An examination of personality, emotional intelligence, coping, gender and subjective well-being with perceived stress (trait and state) in undergraduate students.
Item statusRestricted Access
Osborne, Shona Elizabeth

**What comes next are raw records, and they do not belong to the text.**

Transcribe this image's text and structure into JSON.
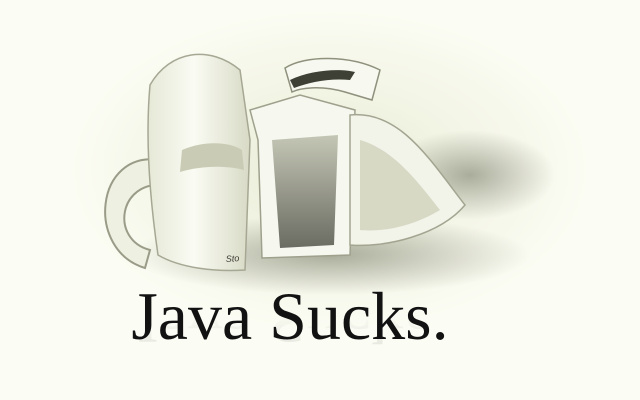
{
  "caption": {
    "text": "Java Sucks."
  },
  "mug": {
    "print_text": "Sto"
  },
  "colors": {
    "background": "#fbfcf3",
    "mug_white": "#f4f5ec",
    "mug_shadow": "#8c8f7c",
    "text": "#121212"
  }
}
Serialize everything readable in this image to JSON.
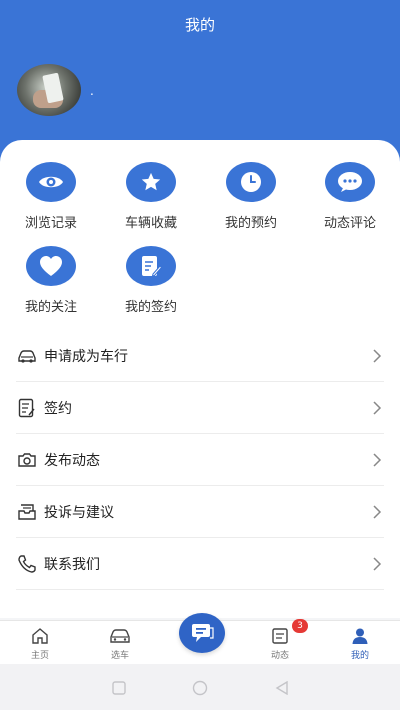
{
  "header": {
    "title": "我的",
    "username": "."
  },
  "grid": [
    {
      "label": "浏览记录",
      "icon": "eye-icon"
    },
    {
      "label": "车辆收藏",
      "icon": "star-icon"
    },
    {
      "label": "我的预约",
      "icon": "clock-icon"
    },
    {
      "label": "动态评论",
      "icon": "comment-icon"
    },
    {
      "label": "我的关注",
      "icon": "heart-icon"
    },
    {
      "label": "我的签约",
      "icon": "document-edit-icon"
    }
  ],
  "menu": [
    {
      "label": "申请成为车行",
      "icon": "car-icon"
    },
    {
      "label": "签约",
      "icon": "contract-icon"
    },
    {
      "label": "发布动态",
      "icon": "camera-icon"
    },
    {
      "label": "投诉与建议",
      "icon": "inbox-icon"
    },
    {
      "label": "联系我们",
      "icon": "phone-icon"
    }
  ],
  "tabbar": {
    "items": [
      {
        "label": "主页",
        "icon": "home-icon"
      },
      {
        "label": "选车",
        "icon": "car-icon"
      },
      {
        "label": "动态",
        "icon": "news-icon",
        "badge": "3"
      },
      {
        "label": "我的",
        "icon": "user-icon"
      }
    ],
    "active": "我的"
  },
  "colors": {
    "primary": "#3a74d6",
    "badge": "#e53935"
  }
}
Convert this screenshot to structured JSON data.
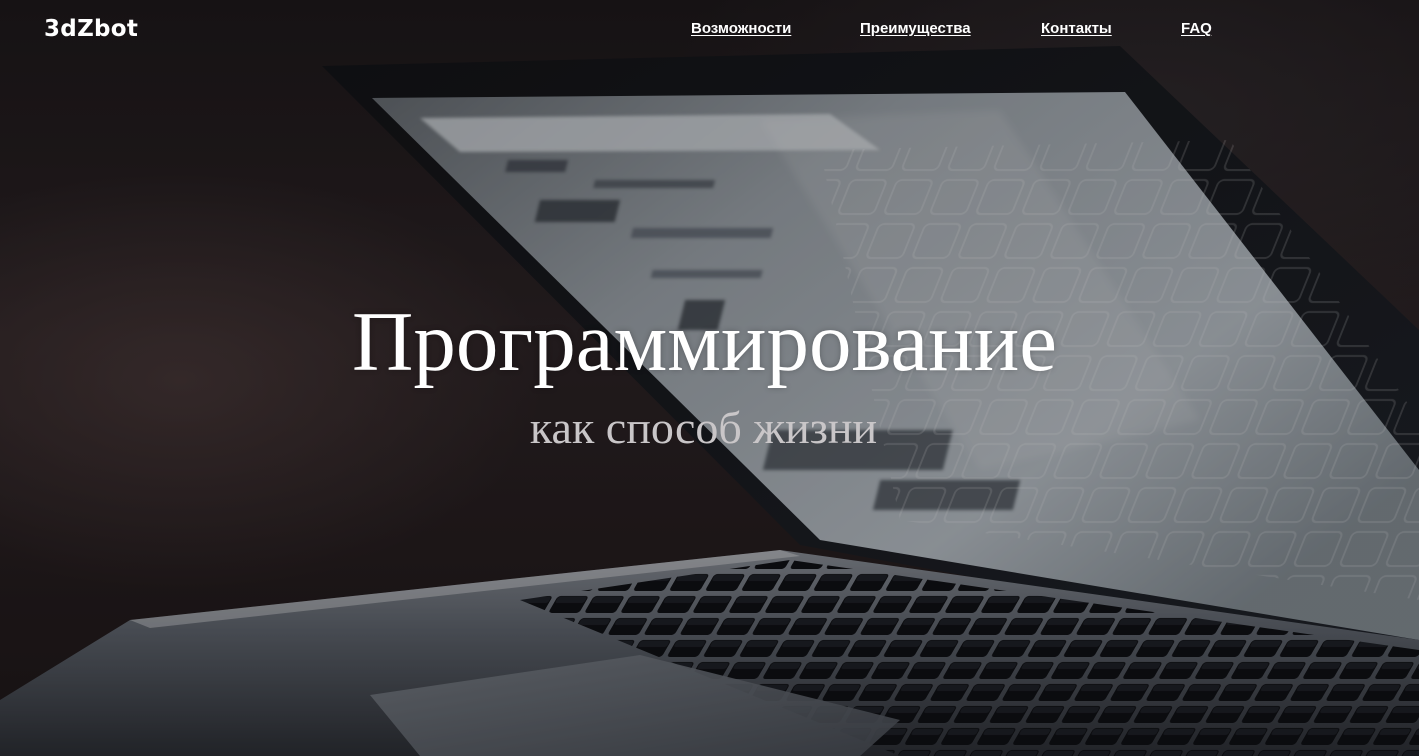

This multivariate study aimed to further understand student stress. Associations between personality, emotional intelligence, coping and subjective well-being with perceived stress (trait and state) were examined in 238 undergraduate students, using self-report measures. Gender differences in these variables were also investigated. The results showed that students low in emotional stability, extraversion, emotional intelligence, subjective well-being and those with a tendency to use emotion-focussed coping are at risk of greater perceived stress. Higher-order emotional intelligence/coping associations were identified, which in turn had an influence on perceived stress. Gender differences were found in personality, emotional intelligence and coping. The study highlights a psychological profile of students who are at risk of perceived stress and suggests implications for possible future stress-reducing interventions.